LOUISVILLE, KY (WAVE) -- Long gone are the days when criminals needed your actual credit or social security cards to steal your information. Now, they can get it with the wave of a wand.
It's a new form of identity theft called radio frequency skimming.
"It's amazing for people to be able to tap into you and you not even know it."
A man who didn't want to be identified told WAVE News that he was a victim of this new rage.
"I was riding the bus, actually I was about to get onto a bus and about to take my seat and a young fellow bumped into me."
That little bump didn't seem like a big deal at the time. But it was, his information was zapped by the stranger and within hours the thief went on a major shopping spree.
"A lot of charges...over 5 thousand dollars of stuff was charged on my card."
All this from a card that hasn't left John's wallet for at least two years.
With a small homemade skimming device, a criminal can walk past you and get your information.
A small RFID chip that's embedded in your credit card, your passport, or your luggage tag is broadcasting your personal information constantly. It makes it easy to make purchases but it also makes you an easy target.
"The technology itself isn't causing problems. It's the way the technology is being utilized." says Andrew Davis, an Internet Security Specialist at the University of Louisville.
He tells us how you can avoid becoming the next victim. "Currently, you have to request a RFID credit card."

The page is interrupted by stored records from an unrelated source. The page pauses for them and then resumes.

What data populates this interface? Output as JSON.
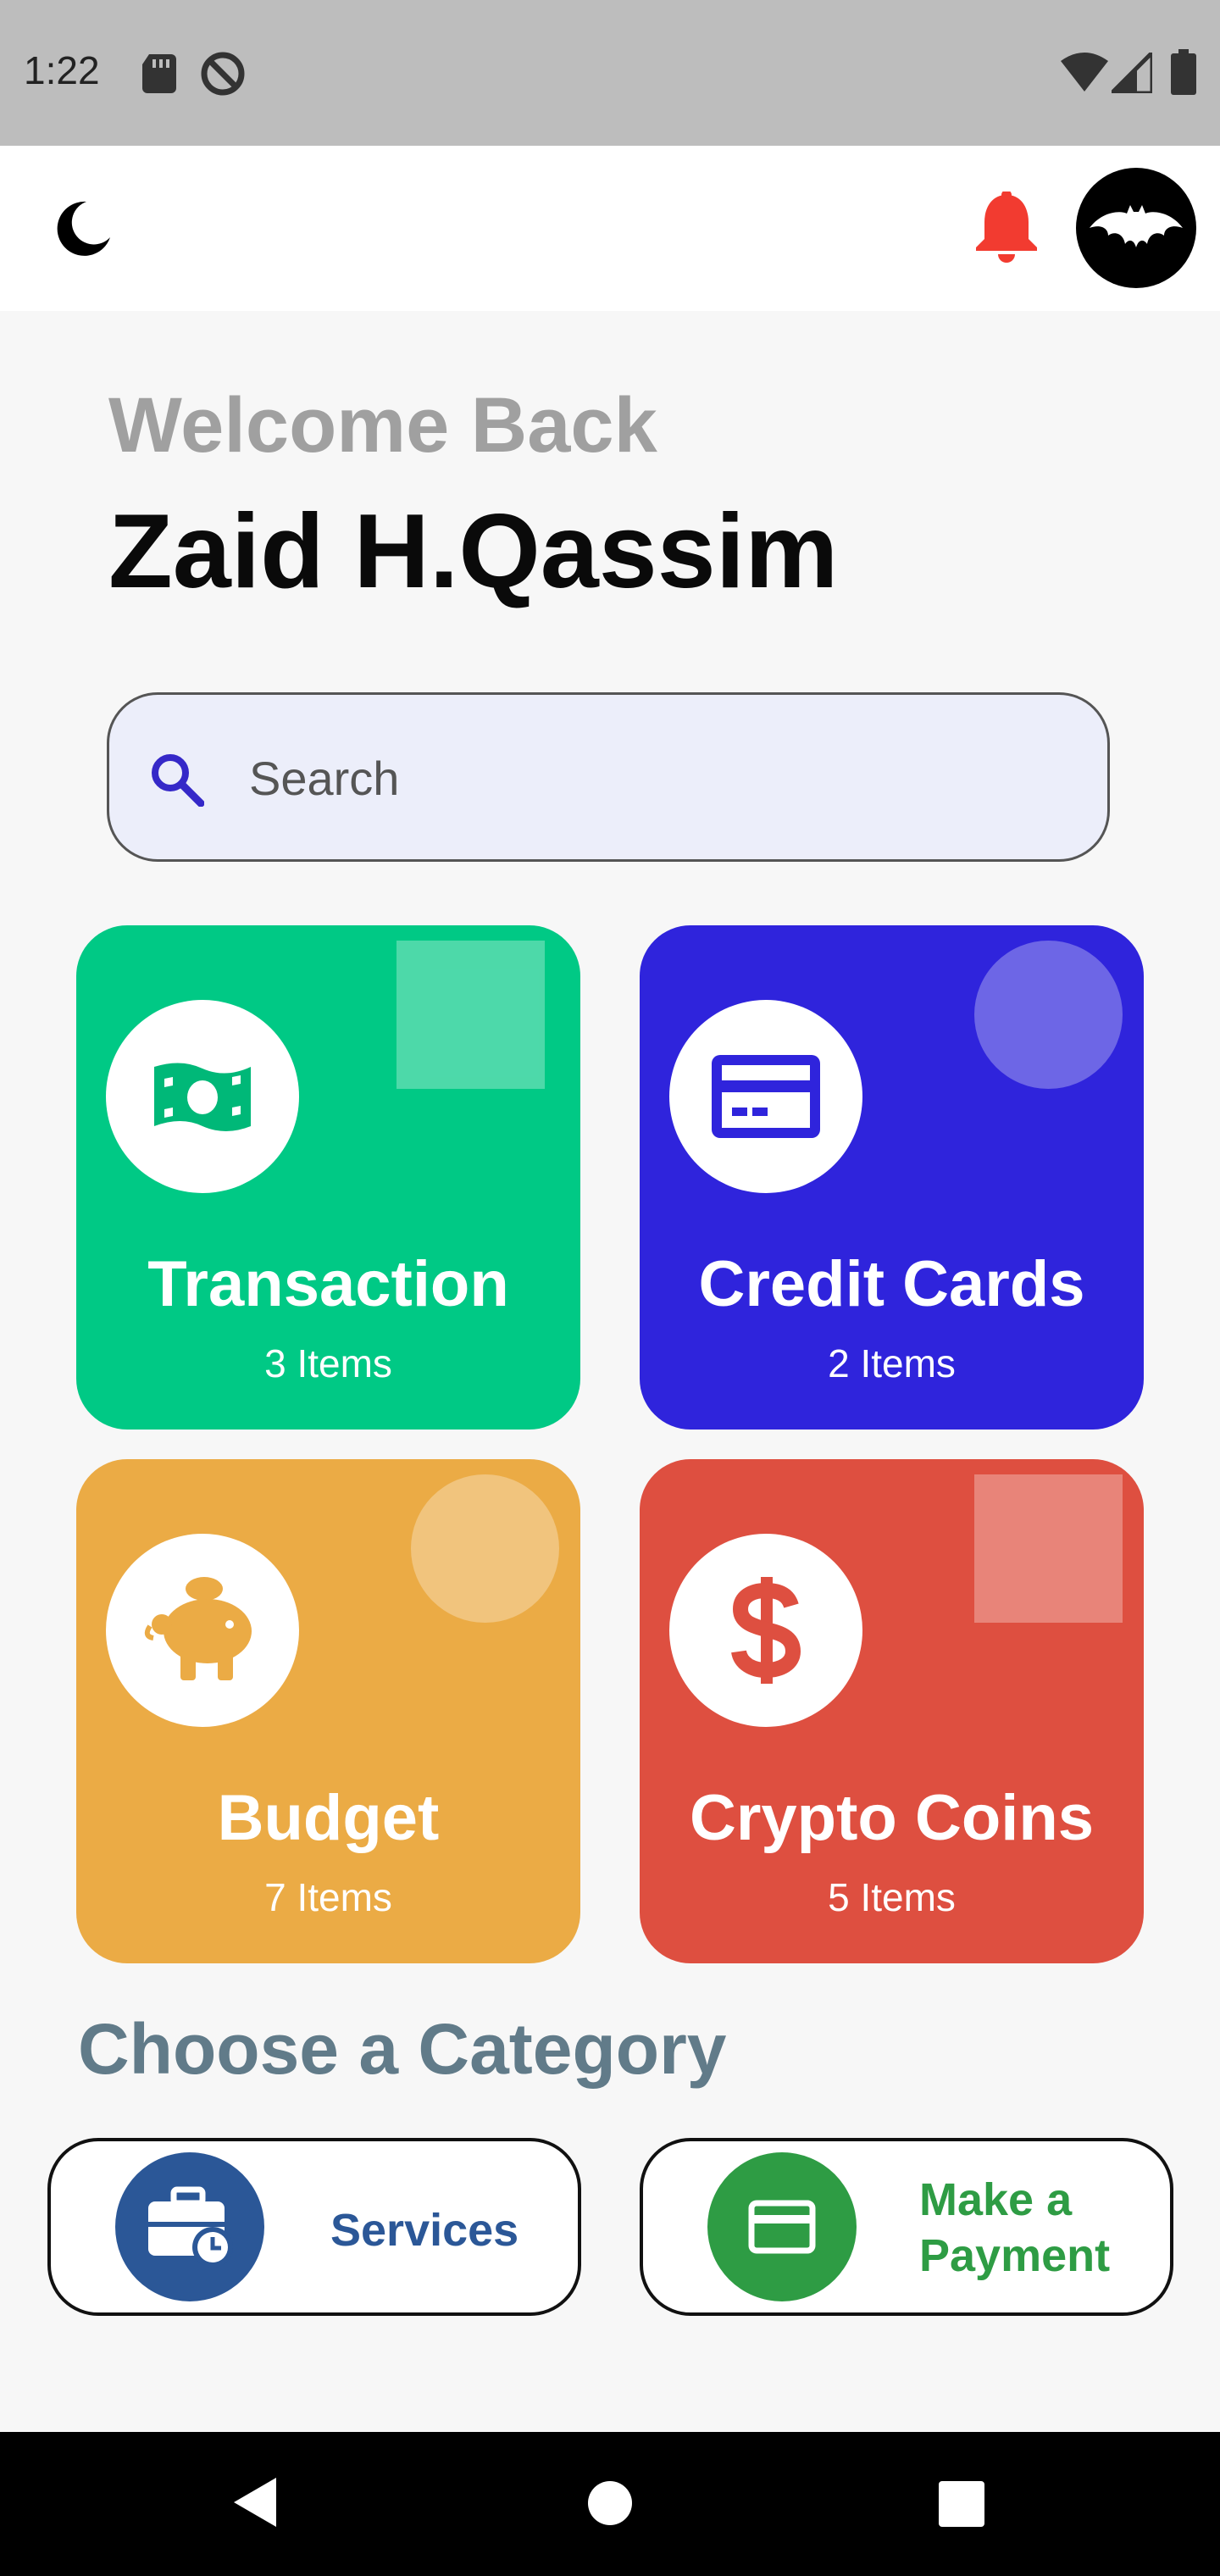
{
  "status_bar": {
    "time": "1:22",
    "left_icons": [
      "sd-card-icon",
      "do-not-disturb-icon"
    ],
    "right_icons": [
      "wifi-icon",
      "signal-icon",
      "battery-icon"
    ]
  },
  "app_bar": {
    "theme_icon": "moon-icon",
    "notification_icon": "bell-icon",
    "avatar_icon": "bat-logo-icon"
  },
  "header": {
    "welcome": "Welcome Back",
    "username": "Zaid H.Qassim"
  },
  "search": {
    "placeholder": "Search",
    "icon": "search-icon"
  },
  "cards": [
    {
      "title": "Transaction",
      "count": "3 Items",
      "color": "#00c985",
      "icon": "money-icon"
    },
    {
      "title": "Credit Cards",
      "count": "2 Items",
      "color": "#2f24dc",
      "icon": "credit-card-icon"
    },
    {
      "title": "Budget",
      "count": "7 Items",
      "color": "#ebab45",
      "icon": "piggy-bank-icon"
    },
    {
      "title": "Crypto Coins",
      "count": "5 Items",
      "color": "#de4f40",
      "icon": "dollar-icon"
    }
  ],
  "category": {
    "title": "Choose a Category",
    "services": {
      "label": "Services",
      "color": "#2b5797",
      "icon": "briefcase-clock-icon"
    },
    "payment": {
      "label_line1": "Make a",
      "label_line2": "Payment",
      "color": "#2e9c44",
      "icon": "payment-card-icon"
    }
  },
  "nav_bar": {
    "back_icon": "back-icon",
    "home_icon": "home-icon",
    "recents_icon": "recents-icon"
  }
}
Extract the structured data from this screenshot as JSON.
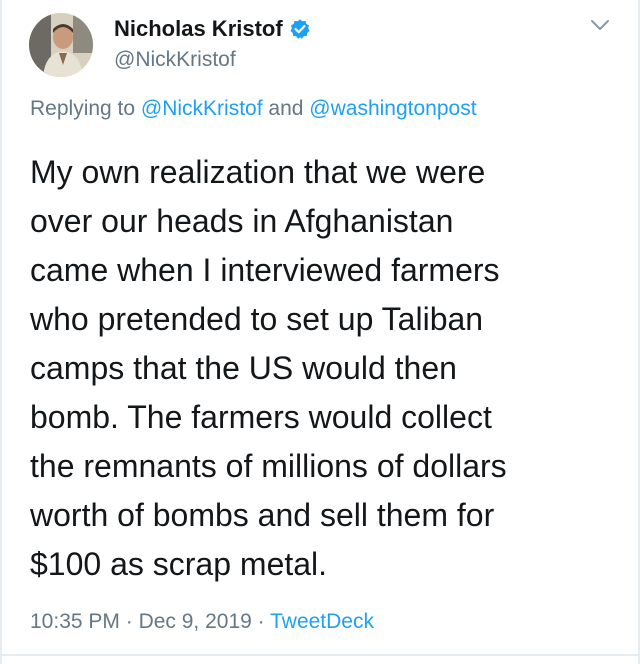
{
  "author": {
    "name": "Nicholas Kristof",
    "handle": "@NickKristof",
    "verified": true,
    "avatar": "avatar-photo"
  },
  "icons": {
    "verified": "verified-badge-icon",
    "menu": "chevron-down-icon"
  },
  "reply": {
    "prefix": "Replying to ",
    "mention_1": "@NickKristof",
    "joiner": " and ",
    "mention_2": "@washingtonpost"
  },
  "tweet": {
    "lines": [
      "My own realization that we were",
      "over our heads in Afghanistan",
      "came when I interviewed farmers",
      "who pretended to set up Taliban",
      "camps that the US would then",
      "bomb. The farmers would collect",
      "the remnants of millions of dollars",
      "worth of bombs and sell them for",
      "$100 as scrap metal."
    ]
  },
  "meta": {
    "time": "10:35 PM",
    "separator_1": " · ",
    "date": "Dec 9, 2019",
    "separator_2": " · ",
    "source": "TweetDeck"
  },
  "colors": {
    "text": "#14171a",
    "secondary": "#657786",
    "link": "#1da1f2",
    "border": "#e6ecf0"
  }
}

The credit card industry issued 50 million of these new RFID credit cards just last year.
You can request a standard card, which does not have the computer chip installed. If you already have one, and want to keep it, you can protect it by using a steel-plated wallet.
"Those should be effective in blocking the signals because it actually prevents the device from being triggered" says Davis.
If switching from leather to metal is a bit extreme for you, an on-line company is advertising the Armadillo Dollar. Just by wrapping your card with the dollar, the radio frequency is blocked.
And it's not just your credit card that's at risk. Your debit card is, too.
Davis adds that, "If you had a debit card, you really wouldn't want the RFID on your debit card because then they would have full access to your bank account."